* **TASK BRIEF**
The expected response is the entire set of entries, copied exactly.

DATA START

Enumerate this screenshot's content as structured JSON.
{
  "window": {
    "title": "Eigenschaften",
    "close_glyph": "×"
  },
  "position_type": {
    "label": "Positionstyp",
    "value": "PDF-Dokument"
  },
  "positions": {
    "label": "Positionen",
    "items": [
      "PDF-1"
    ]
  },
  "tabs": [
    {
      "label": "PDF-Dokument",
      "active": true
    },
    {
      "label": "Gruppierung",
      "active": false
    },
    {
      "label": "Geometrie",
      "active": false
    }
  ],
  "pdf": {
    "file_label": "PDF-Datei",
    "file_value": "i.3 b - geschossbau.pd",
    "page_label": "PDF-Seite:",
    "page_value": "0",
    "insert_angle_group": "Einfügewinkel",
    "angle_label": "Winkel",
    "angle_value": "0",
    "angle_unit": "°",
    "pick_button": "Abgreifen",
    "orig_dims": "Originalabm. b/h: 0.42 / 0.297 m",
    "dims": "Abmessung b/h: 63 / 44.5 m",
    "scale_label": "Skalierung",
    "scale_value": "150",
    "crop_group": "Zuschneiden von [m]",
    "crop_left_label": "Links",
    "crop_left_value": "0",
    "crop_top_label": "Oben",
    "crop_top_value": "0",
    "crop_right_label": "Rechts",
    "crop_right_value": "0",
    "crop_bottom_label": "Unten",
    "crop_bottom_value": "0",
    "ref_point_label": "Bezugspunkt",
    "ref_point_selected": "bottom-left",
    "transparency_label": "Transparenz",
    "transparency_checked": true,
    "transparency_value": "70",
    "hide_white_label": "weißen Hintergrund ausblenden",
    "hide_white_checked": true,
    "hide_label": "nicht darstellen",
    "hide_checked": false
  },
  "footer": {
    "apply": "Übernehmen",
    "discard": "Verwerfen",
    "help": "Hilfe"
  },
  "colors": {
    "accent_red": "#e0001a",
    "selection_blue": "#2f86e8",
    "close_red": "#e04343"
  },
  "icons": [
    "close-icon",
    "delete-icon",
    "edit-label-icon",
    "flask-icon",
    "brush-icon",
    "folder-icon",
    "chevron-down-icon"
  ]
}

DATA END

* **RESPONSE TO THIS EXERCISE**
Enumerate this screenshot's content as structured JSON.
{
  "window": {
    "title": "Eigenschaften",
    "close_glyph": "×"
  },
  "position_type": {
    "label": "Positionstyp",
    "value": "PDF-Dokument"
  },
  "positions": {
    "label": "Positionen",
    "items": [
      "PDF-1"
    ]
  },
  "tabs": [
    {
      "label": "PDF-Dokument",
      "active": true
    },
    {
      "label": "Gruppierung",
      "active": false
    },
    {
      "label": "Geometrie",
      "active": false
    }
  ],
  "pdf": {
    "file_label": "PDF-Datei",
    "file_value": "i.3 b - geschossbau.pd",
    "page_label": "PDF-Seite:",
    "page_value": "0",
    "insert_angle_group": "Einfügewinkel",
    "angle_label": "Winkel",
    "angle_value": "0",
    "angle_unit": "°",
    "pick_button": "Abgreifen",
    "orig_dims": "Originalabm. b/h: 0.42 / 0.297 m",
    "dims": "Abmessung b/h: 63 / 44.5 m",
    "scale_label": "Skalierung",
    "scale_value": "150",
    "crop_group": "Zuschneiden von [m]",
    "crop_left_label": "Links",
    "crop_left_value": "0",
    "crop_top_label": "Oben",
    "crop_top_value": "0",
    "crop_right_label": "Rechts",
    "crop_right_value": "0",
    "crop_bottom_label": "Unten",
    "crop_bottom_value": "0",
    "ref_point_label": "Bezugspunkt",
    "ref_point_selected": "bottom-left",
    "transparency_label": "Transparenz",
    "transparency_checked": true,
    "transparency_value": "70",
    "hide_white_label": "weißen Hintergrund ausblenden",
    "hide_white_checked": true,
    "hide_label": "nicht darstellen",
    "hide_checked": false
  },
  "footer": {
    "apply": "Übernehmen",
    "discard": "Verwerfen",
    "help": "Hilfe"
  },
  "colors": {
    "accent_red": "#e0001a",
    "selection_blue": "#2f86e8",
    "close_red": "#e04343"
  },
  "icons": [
    "close-icon",
    "delete-icon",
    "edit-label-icon",
    "flask-icon",
    "brush-icon",
    "folder-icon",
    "chevron-down-icon"
  ]
}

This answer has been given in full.